Originally a Kickstarter project and developed by a small team, Sector D2 have created a game that is far beyond the normal scope of any indie developer looking to place themselves on the market. Clearly developed as a homage to the Ace Combat series, Project Wingman goes above and beyond in many areas and will surely be a win for players looking for their next arcade aerial combat game.
I should preface the rest of the review with a few details that are worth mentioning up top. Firstly and most importantly this is NOT a flight simulator game. With the recent release of MSFX, people looking for detailed cockpit layouts and real-world details are in the wrong genre. Want to fly up to 18 miles above the ground with no repercussions? No problem. The game is supposed to be a pick-up and play combat game, and it certainly succeeds in that area. Secondly, those hoping for full HOTAS support will be disappointed as, despite a few vein attempts, I could only manage to play on my controller. Project Wingman does support VR, so that may appeal to a few others, but I cannot attest to its functionality. With that out the way, let’s take a more in-depth look at Project Wingman.

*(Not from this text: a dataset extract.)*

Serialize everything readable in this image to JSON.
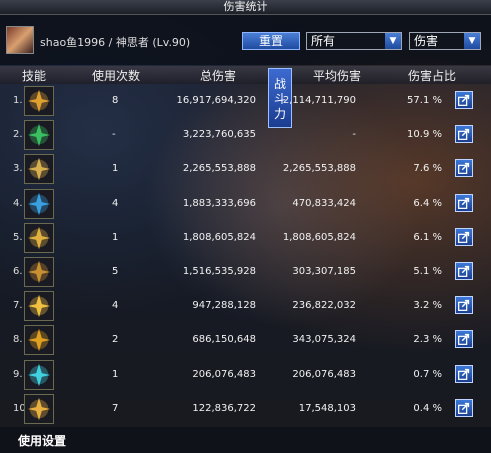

Surprisingly for games of this ilk, the story is pretty solid if not somewhat… anime. Set in yet another dystopian future with world resources on the line, you are an ace fighter pilot mercenary, and you have to stop a world superpower from running over your client. There are no cut scenes for transitions, so all dialogue and action take place in-game, and while this was apparently due to budget restrictions, it makes the game a lot more immersive. Plenty of chatter is had over comms in-game, and the voice acting is consistently of decent quality. As things ramp up in the game, the plot gets somewhat extravagant but maintains its entertainment value and keeps me invested. The soundtrack is also very impressive considering the team size with some great music cues and atmosphere.
The game itself builds on the arcade basis, letting you spend your score points as cash to unlock the next aircraft, weapon or payload as the player desires. You can choose to save up during the campaign waiting for one particular aircraft to unlock, or improve the overall armaments that you have available to ones you have already purchased. Further story progression unlocks more ‘advanced’ aircraft, but you will want to upgrade in tranches as you will soon find the starter aircraft unable to compete against some of the more advanced enemies. This balances saving up for the next jet vs spending to be more competitive in the next mission very well. Post campaign is a conquest mode, and this is where the most fun can be had, pushing enemy defenses and fighting for territory across a world map, all while improving your arsenal and unlocking those high-end jet aircraft.
Graphics are also impressive with decent visuals and little fps drop even on the highest settings. There is not a lot to look at here as everything goes past in a blur, but things explode nicely, and gunfire tracers are fun to watch when you are trying to chase down enemy aircraft.
Lock, fire, repeat
Combat has not changed from Ace Combat, and that is fine for those looking for this style of game. You select a target, the hud gives you a stretchy triangle to point you in the right direction, and when you get a lock, you can fire some missiles at the target to destroy it. Rinse and repeat, over and over and over.
This was always my personal major gripe with these games, and it’s no surprise to me that I found this somewhat tedious. Missions are largely a repetition of this action, flying by bigger targets repeatedly until the right bits come off and they explode. I respect that this is what a lot of people come to these games for, but frankly, I do not get the appeal of watching a small box turn red before blasting it with xyz missiles. More options in the later stages with unlocked weapons do add more variety, but the core of the game is the same action, and it has always been my biggest gripe with these arcade-style ‘fighter’ games.
Overall, Project Wingman, or dare I say Ace Combat 8: Oh no not more rockets should absolutely fill the boots of those who have been looking for an arcade aerial combat game. Specifically of the Ace Combat genre.
[Reviewed on PC]